# [Task brief]
Every line of the material below that contains the string "Request" must appear in the answer.

# [Input]
--

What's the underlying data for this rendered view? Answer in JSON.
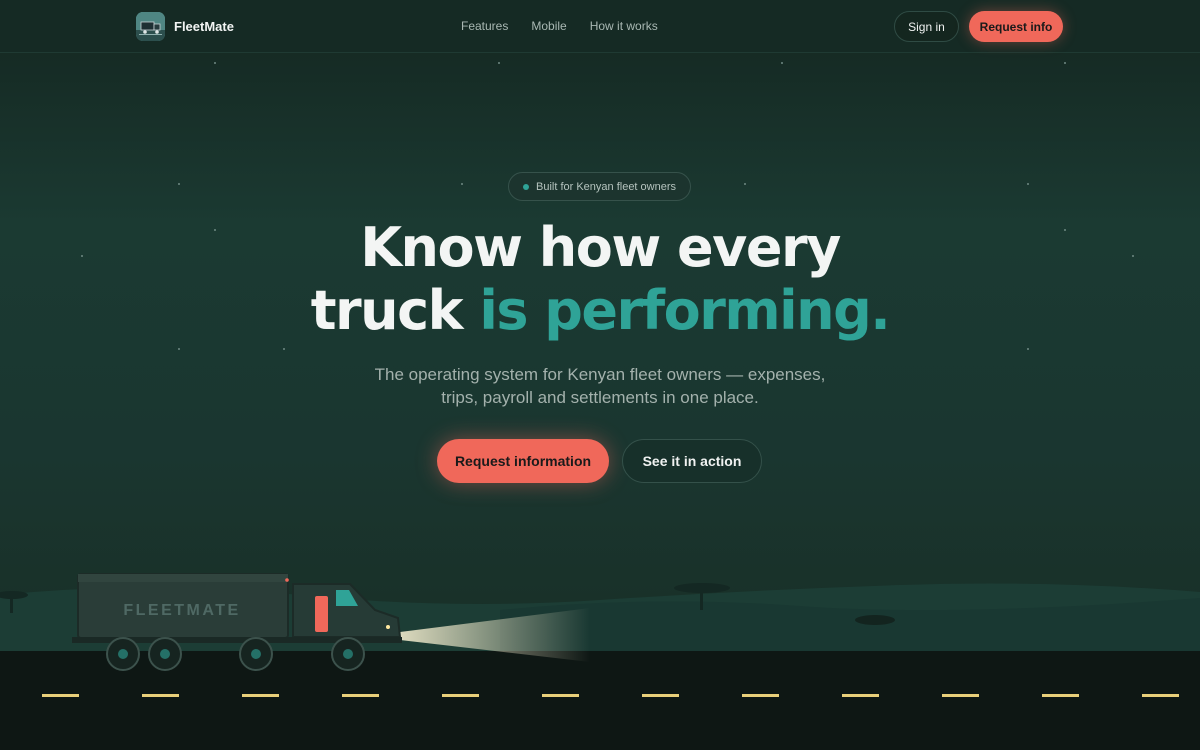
{
  "nav": {
    "brand_name": "FleetMate",
    "links": [
      "Features",
      "Mobile",
      "How it works"
    ],
    "sign_in_label": "Sign in",
    "request_label": "Request info"
  },
  "hero": {
    "badge_text": "Built for Kenyan fleet owners",
    "headline_line1": "Know how every",
    "headline_line2_plain": "truck",
    "headline_line2_accent": "is performing.",
    "subtitle_line1": "The operating system for Kenyan fleet owners — expenses,",
    "subtitle_line2": "trips, payroll and settlements in one place.",
    "primary_cta": "Request information",
    "secondary_cta": "See it in action"
  },
  "scene": {
    "truck_label": "FLEETMATE"
  },
  "colors": {
    "accent": "#2fa397",
    "brand_coral": "#f0685a",
    "background": "#1b3a32",
    "road": "#0e1714",
    "lane_marking": "#e8cf7a"
  },
  "icons": {
    "logo": "truck-logo-icon",
    "badge": "status-dot-icon"
  }
}
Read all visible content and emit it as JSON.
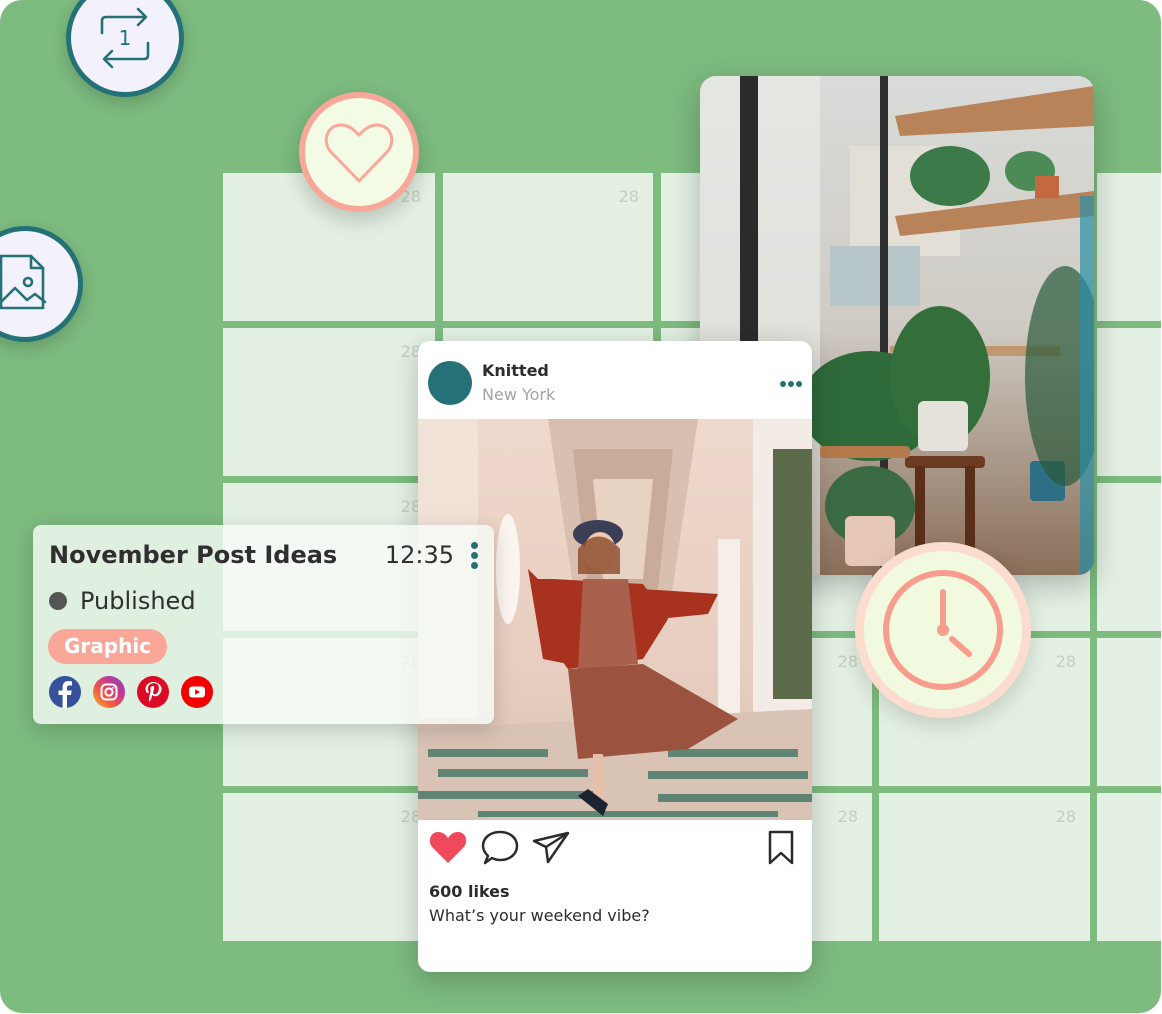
{
  "calendar": {
    "day_number": "28",
    "cells": [
      {
        "row": 0,
        "col": 0,
        "label": "28"
      },
      {
        "row": 0,
        "col": 1,
        "label": "28"
      },
      {
        "row": 0,
        "col": 2,
        "label": ""
      },
      {
        "row": 0,
        "col": 3,
        "label": ""
      },
      {
        "row": 0,
        "col": 4,
        "label": ""
      },
      {
        "row": 1,
        "col": 0,
        "label": "28"
      },
      {
        "row": 1,
        "col": 1,
        "label": ""
      },
      {
        "row": 1,
        "col": 2,
        "label": ""
      },
      {
        "row": 1,
        "col": 3,
        "label": ""
      },
      {
        "row": 1,
        "col": 4,
        "label": ""
      },
      {
        "row": 2,
        "col": 0,
        "label": "28"
      },
      {
        "row": 2,
        "col": 1,
        "label": ""
      },
      {
        "row": 2,
        "col": 2,
        "label": ""
      },
      {
        "row": 2,
        "col": 3,
        "label": ""
      },
      {
        "row": 2,
        "col": 4,
        "label": ""
      },
      {
        "row": 3,
        "col": 0,
        "label": "28"
      },
      {
        "row": 3,
        "col": 1,
        "label": ""
      },
      {
        "row": 3,
        "col": 2,
        "label": "28"
      },
      {
        "row": 3,
        "col": 3,
        "label": "28"
      },
      {
        "row": 3,
        "col": 4,
        "label": ""
      },
      {
        "row": 4,
        "col": 0,
        "label": "28"
      },
      {
        "row": 4,
        "col": 1,
        "label": ""
      },
      {
        "row": 4,
        "col": 2,
        "label": "28"
      },
      {
        "row": 4,
        "col": 3,
        "label": "28"
      },
      {
        "row": 4,
        "col": 4,
        "label": ""
      }
    ]
  },
  "floating_icons": {
    "repeat": "repeat-once-icon",
    "image_file": "image-file-icon",
    "heart": "heart-icon",
    "clock": "clock-icon"
  },
  "post": {
    "account_name": "Knitted",
    "location": "New York",
    "likes": "600 likes",
    "caption": "What’s your weekend vibe?",
    "liked": true
  },
  "task_card": {
    "title": "November Post Ideas",
    "time": "12:35",
    "status": "Published",
    "tag": "Graphic",
    "networks": [
      "Facebook",
      "Instagram",
      "Pinterest",
      "YouTube"
    ]
  },
  "colors": {
    "background": "#7dbb7f",
    "cell": "#e4f0e4",
    "teal": "#257178",
    "coral": "#f9a798",
    "like_red": "#ef4a5b"
  }
}
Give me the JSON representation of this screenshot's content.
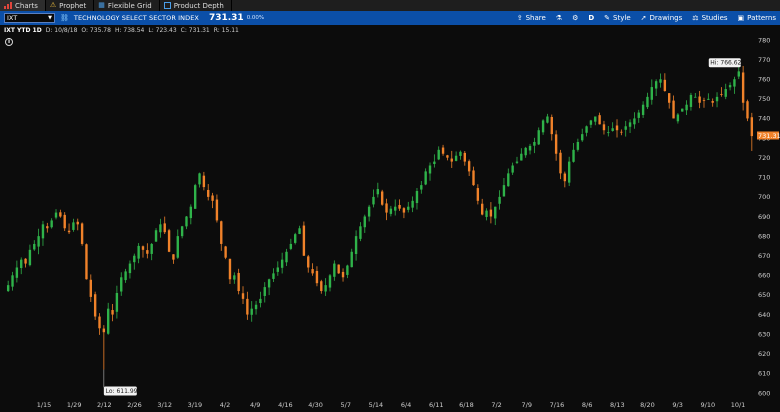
{
  "tabs": [
    {
      "label": "Charts",
      "icon": "bar-chart-icon",
      "active": true
    },
    {
      "label": "Prophet",
      "icon": "warning-icon",
      "active": false
    },
    {
      "label": "Flexible Grid",
      "icon": "grid-icon",
      "active": false
    },
    {
      "label": "Product Depth",
      "icon": "depth-icon",
      "active": false
    }
  ],
  "toolbar": {
    "symbol": "IXT",
    "link_icon": "link-icon",
    "description": "TECHNOLOGY SELECT SECTOR INDEX",
    "price": "731.31",
    "change": "0.00%",
    "share_label": "Share",
    "aggregation_label": "D",
    "style_label": "Style",
    "drawings_label": "Drawings",
    "studies_label": "Studies",
    "patterns_label": "Patterns"
  },
  "infobar": {
    "title": "IXT YTD 1D",
    "date": "D: 10/8/18",
    "open": "O: 735.78",
    "high": "H: 738.54",
    "low": "L: 723.43",
    "close": "C: 731.31",
    "range": "R: 15.11"
  },
  "colors": {
    "up": "#2fb34a",
    "down": "#f0822a",
    "background": "#0c0c0c",
    "toolbar": "#0b4fa8"
  },
  "chart_data": {
    "type": "candlestick",
    "y_axis": {
      "min": 600,
      "max": 780,
      "step": 10
    },
    "y_ticks": [
      "780",
      "770",
      "760",
      "750",
      "740",
      "730",
      "720",
      "710",
      "700",
      "690",
      "680",
      "670",
      "660",
      "650",
      "640",
      "630",
      "620",
      "610",
      "600"
    ],
    "x_labels": [
      "1/15",
      "1/29",
      "2/12",
      "2/26",
      "3/12",
      "3/19",
      "4/2",
      "4/9",
      "4/16",
      "4/30",
      "5/7",
      "5/14",
      "6/4",
      "6/11",
      "6/18",
      "7/2",
      "7/9",
      "7/16",
      "8/6",
      "8/13",
      "8/20",
      "9/3",
      "9/10",
      "10/1"
    ],
    "high_callout": "Hi: 766.62",
    "low_callout": "Lo: 611.99",
    "last_price": "731.31",
    "high_value": 766.62,
    "low_value": 611.99,
    "last_value": 731.31,
    "closes": [
      655,
      660,
      664,
      668,
      666,
      673,
      676,
      680,
      686,
      684,
      688,
      692,
      690,
      684,
      682,
      687,
      686,
      676,
      658,
      649,
      639,
      633,
      631,
      643,
      640,
      651,
      659,
      662,
      666,
      670,
      675,
      673,
      671,
      676,
      683,
      686,
      682,
      672,
      668,
      680,
      685,
      690,
      695,
      706,
      712,
      705,
      700,
      698,
      688,
      676,
      669,
      658,
      660,
      652,
      648,
      640,
      643,
      645,
      648,
      654,
      658,
      661,
      664,
      668,
      672,
      676,
      681,
      684,
      670,
      664,
      661,
      656,
      652,
      655,
      660,
      666,
      661,
      659,
      665,
      672,
      680,
      685,
      690,
      695,
      700,
      704,
      696,
      692,
      694,
      695,
      694,
      692,
      695,
      698,
      703,
      706,
      713,
      716,
      718,
      724,
      722,
      720,
      718,
      721,
      723,
      718,
      713,
      706,
      698,
      691,
      693,
      690,
      695,
      700,
      706,
      712,
      716,
      718,
      722,
      725,
      726,
      728,
      734,
      739,
      741,
      732,
      722,
      712,
      708,
      718,
      724,
      728,
      732,
      736,
      739,
      741,
      737,
      734,
      733,
      735,
      734,
      733,
      736,
      738,
      740,
      743,
      747,
      751,
      756,
      759,
      760,
      754,
      748,
      740,
      742,
      745,
      747,
      752,
      751,
      748,
      749,
      750,
      748,
      751,
      752,
      755,
      757,
      760,
      764,
      748,
      740,
      731
    ]
  }
}
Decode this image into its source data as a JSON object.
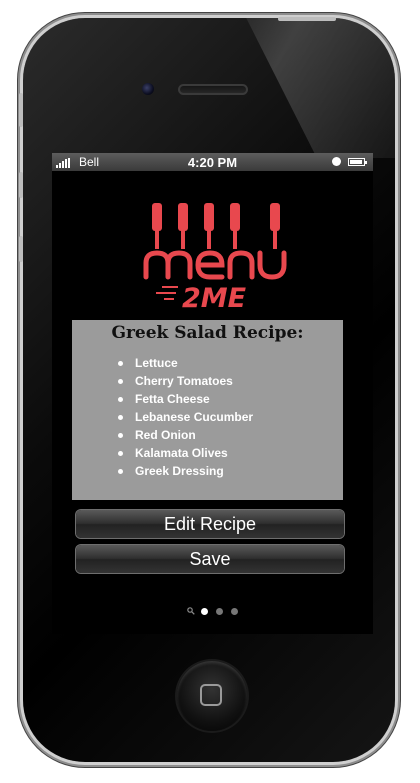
{
  "status_bar": {
    "carrier": "Bell",
    "time": "4:20 PM"
  },
  "logo": {
    "brand_line_1": "menu",
    "brand_line_2": "2ME",
    "color": "#e8484e"
  },
  "recipe": {
    "title": "Greek Salad Recipe:",
    "ingredients": [
      "Lettuce",
      "Cherry Tomatoes",
      "Fetta Cheese",
      "Lebanese Cucumber",
      "Red Onion",
      "Kalamata Olives",
      "Greek Dressing"
    ]
  },
  "actions": {
    "edit_label": "Edit Recipe",
    "save_label": "Save"
  },
  "pager": {
    "pages": 3,
    "active_index": 0,
    "search_icon": "magnifier-icon"
  },
  "colors": {
    "card_background": "#9b9b9b",
    "screen_background": "#000000",
    "accent": "#e8484e"
  }
}
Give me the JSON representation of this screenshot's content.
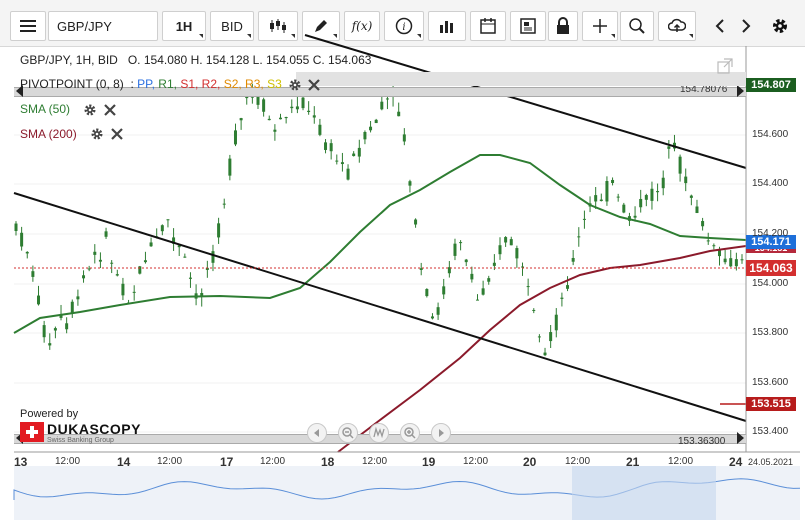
{
  "toolbar": {
    "symbol": "GBP/JPY",
    "timeframe": "1H",
    "price_type": "BID",
    "fx_label": "f(x)"
  },
  "header": {
    "instrument": "GBP/JPY, 1H, BID",
    "o": "O. 154.080",
    "h": "H. 154.128",
    "l": "L. 154.055",
    "c": "C. 154.063"
  },
  "indicators": {
    "pivot_name": "PIVOTPOINT (0, 8)",
    "pivot_sep": ":",
    "pivot_levels": [
      {
        "label": "PP,",
        "color": "#2a6fe0"
      },
      {
        "label": "R1,",
        "color": "#2e7d32"
      },
      {
        "label": "S1,",
        "color": "#d32f2f"
      },
      {
        "label": "R2,",
        "color": "#d32f2f"
      },
      {
        "label": "S2,",
        "color": "#e08a00"
      },
      {
        "label": "R3,",
        "color": "#e08a00"
      },
      {
        "label": "S3",
        "color": "#cfc000"
      }
    ],
    "sma50": "SMA (50)",
    "sma200": "SMA (200)"
  },
  "levels": {
    "top_line": "154.78076",
    "bottom_line": "153.36300"
  },
  "price_boxes": {
    "top": "154.807",
    "sma": "154.171",
    "sma_behind": "154.181",
    "current": "154.063",
    "low": "153.515"
  },
  "y_axis": [
    "154.600",
    "154.400",
    "154.200",
    "154.000",
    "153.800",
    "153.600",
    "153.400"
  ],
  "x_axis": [
    {
      "label": "13",
      "bold": true
    },
    {
      "label": "12:00",
      "bold": false
    },
    {
      "label": "14",
      "bold": true
    },
    {
      "label": "12:00",
      "bold": false
    },
    {
      "label": "17",
      "bold": true
    },
    {
      "label": "12:00",
      "bold": false
    },
    {
      "label": "18",
      "bold": true
    },
    {
      "label": "12:00",
      "bold": false
    },
    {
      "label": "19",
      "bold": true
    },
    {
      "label": "12:00",
      "bold": false
    },
    {
      "label": "20",
      "bold": true
    },
    {
      "label": "12:00",
      "bold": false
    },
    {
      "label": "21",
      "bold": true
    },
    {
      "label": "12:00",
      "bold": false
    },
    {
      "label": "24",
      "bold": true
    },
    {
      "label": "24.05.2021",
      "bold": false
    }
  ],
  "branding": {
    "powered_by": "Powered by",
    "name": "DUKASCOPY",
    "tagline": "Swiss Banking Group"
  },
  "colors": {
    "sma50": "#2e7d32",
    "sma200": "#8b1a2b",
    "sma_box": "#1e6fd9",
    "current_box": "#d32f2f",
    "top_box": "#1b5e20",
    "low_box": "#b71c1c",
    "candles": "#2e7d32"
  }
}
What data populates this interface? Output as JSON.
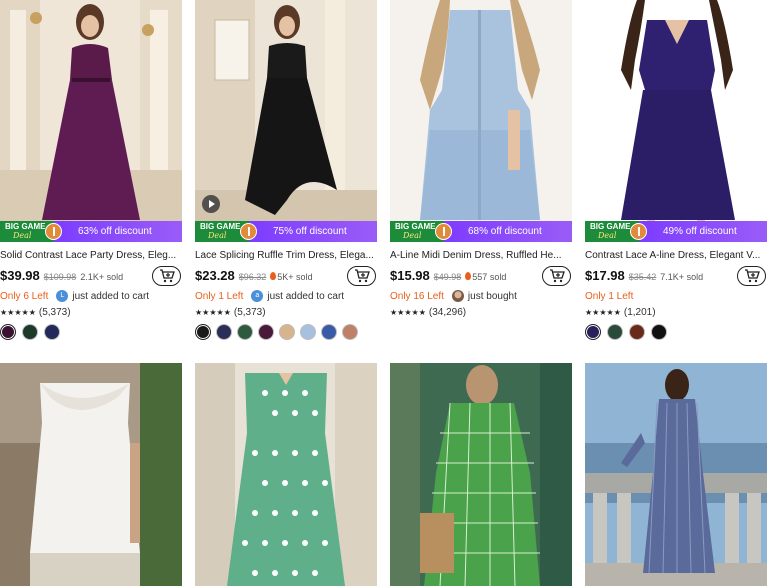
{
  "products": [
    {
      "title": "Solid Contrast Lace Party Dress, Eleg...",
      "discount": "63% off discount",
      "price": "$39.98",
      "original_price": "$109.98",
      "sold": "2.1K+ sold",
      "stock_left": "Only 6 Left",
      "avatar_letter": "L",
      "status_text": "just added to cart",
      "stars": "★★★★★",
      "rating_count": "(5,373)",
      "colors": [
        "#3a1030",
        "#1c3a2a",
        "#232a5a"
      ]
    },
    {
      "title": "Lace Splicing Ruffle Trim Dress, Elega...",
      "discount": "75% off discount",
      "price": "$23.28",
      "original_price": "$96.32",
      "sold": "5K+ sold",
      "stock_left": "Only 1 Left",
      "avatar_letter": "a",
      "status_text": "just added to cart",
      "stars": "★★★★★",
      "rating_count": "(5,373)",
      "colors": [
        "#1a1a1a",
        "#2a2f5a",
        "#2e5a3e",
        "#4a1a3a",
        "#d8b48e",
        "#a8c0e0",
        "#3a5aa8",
        "#c08068"
      ]
    },
    {
      "title": "A-Line Midi Denim Dress, Ruffled He...",
      "discount": "68% off discount",
      "price": "$15.98",
      "original_price": "$49.98",
      "sold": "557 sold",
      "stock_left": "Only 16 Left",
      "status_text": "just bought",
      "stars": "★★★★★",
      "rating_count": "(34,296)",
      "colors": []
    },
    {
      "title": "Contrast Lace A-line Dress, Elegant V...",
      "discount": "49% off discount",
      "price": "$17.98",
      "original_price": "$35.42",
      "sold": "7.1K+ sold",
      "stock_left": "Only 1 Left",
      "stars": "★★★★★",
      "rating_count": "(1,201)",
      "colors": [
        "#2a1f5a",
        "#2a4a3a",
        "#6a2a1a",
        "#111111"
      ]
    }
  ],
  "big_game_label": "BIG GAME",
  "deal_label": "Deal"
}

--

# [Response box]
    "request_label": "Request info"
    "primary_cta": "Request information",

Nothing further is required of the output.